A CMMS package should provide information for fault analysis, root cause analysis, costing, work statistics and guidance for improvement. The quality of information is key to determining reliability.
In a presentation titled “Maximizing the Effectiveness of CMMS,” maintenance management specialist Richard Beer, president and practice manager of TRO Maintenance Solutions in Mississauga, Ont., offered some intriguing thoughts on how to optimize CMMS effectiveness, the challenges, critical success factors, and a fresh look at the golden rules.

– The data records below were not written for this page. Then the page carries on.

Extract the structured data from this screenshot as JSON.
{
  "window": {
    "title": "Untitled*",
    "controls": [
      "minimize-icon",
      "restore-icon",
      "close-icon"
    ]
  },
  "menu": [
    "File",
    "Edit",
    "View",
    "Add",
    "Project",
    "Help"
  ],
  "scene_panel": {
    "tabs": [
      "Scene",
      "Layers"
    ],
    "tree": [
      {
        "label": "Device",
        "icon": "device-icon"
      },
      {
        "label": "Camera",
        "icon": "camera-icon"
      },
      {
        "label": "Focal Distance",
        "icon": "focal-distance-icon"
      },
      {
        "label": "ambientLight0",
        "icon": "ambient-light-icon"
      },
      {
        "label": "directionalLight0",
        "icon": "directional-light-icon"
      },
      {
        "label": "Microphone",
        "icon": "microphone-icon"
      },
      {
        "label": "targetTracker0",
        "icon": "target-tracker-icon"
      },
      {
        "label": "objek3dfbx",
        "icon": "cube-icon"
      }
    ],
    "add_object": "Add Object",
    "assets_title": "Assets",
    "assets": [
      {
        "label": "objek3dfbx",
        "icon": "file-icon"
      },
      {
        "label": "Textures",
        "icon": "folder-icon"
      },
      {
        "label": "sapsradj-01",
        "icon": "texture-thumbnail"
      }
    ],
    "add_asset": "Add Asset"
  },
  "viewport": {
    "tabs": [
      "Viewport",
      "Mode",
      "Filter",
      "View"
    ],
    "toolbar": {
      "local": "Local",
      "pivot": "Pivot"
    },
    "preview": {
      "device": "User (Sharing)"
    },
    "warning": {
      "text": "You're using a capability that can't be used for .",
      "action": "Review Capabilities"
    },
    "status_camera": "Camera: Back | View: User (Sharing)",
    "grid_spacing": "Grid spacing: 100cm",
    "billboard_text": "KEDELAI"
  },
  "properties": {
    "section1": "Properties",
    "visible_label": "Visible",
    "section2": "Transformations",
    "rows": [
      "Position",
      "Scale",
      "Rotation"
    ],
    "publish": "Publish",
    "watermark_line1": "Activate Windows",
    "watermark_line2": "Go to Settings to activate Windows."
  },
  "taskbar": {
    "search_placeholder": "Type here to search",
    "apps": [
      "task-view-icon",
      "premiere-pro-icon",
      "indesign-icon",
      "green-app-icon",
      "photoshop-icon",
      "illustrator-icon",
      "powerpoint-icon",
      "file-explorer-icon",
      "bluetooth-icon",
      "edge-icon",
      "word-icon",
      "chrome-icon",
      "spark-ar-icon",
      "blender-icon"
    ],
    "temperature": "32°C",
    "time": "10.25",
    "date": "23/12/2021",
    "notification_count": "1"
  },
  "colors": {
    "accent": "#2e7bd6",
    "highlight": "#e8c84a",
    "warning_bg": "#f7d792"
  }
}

Beer reminds us that a CMMS is a useful tool for improving equipment reliability, but it also poses a number of challenges. Among them are understanding what the system is designed to do and training people to use it effectively; combating the sense that using a CMMS is like feeding a beast that takes too much effort and too many people; and getting maintenance people to input meaningful information. Garbage in produces garbage out, so it’s prudent to carefully select and monitor input.
Benefits of a CMMS
If used properly, a CMMS has many benefits that include data collection, processing and analysis, as well as planning, recording and reporting all maintenance activities. A system used effectively is proactive (preventing catastrophic failures), efficient (life-cycle management) and it encourages due diligence.
CMMS rules are consistency, standardization, coding structure, a system that goes from general to specific, keeping it simple, understanding the architecture of the software (parent/child relationship) and recognizing sorting of a database defaults in a natural order.
Beer cites two critical success factors in running an effective CMMS: it has to be seen as a corporate asset (senior management support); and it has to have defined goals and objectives.
Threats to maximizing the effectiveness of a CMMS are changing and uncertain company policies and objectives; frequent staff turnover; lack of, or poor, training; reduced staffing; lack of database reviews and audits; and outdated software. Remember that upgrades are always available.
This “new” approach to maintenance must be aligned to corporate strategy. And there must be adequate feedback and validation. We need a fresh look at how to perform maintenance and at the tools and technologies available to derive the greatest benefits. Without state-of-the-art maintenance nothing will work – something that CEOs are well advised to remember.
Contributing editor Steve Gahbauer, an engineer, Toronto-based freelance writer, and former engineering editor of PLANT, attended the 8th Reinventing Maintenance conference in Toronto. E-mail firstname.lastname@example.org.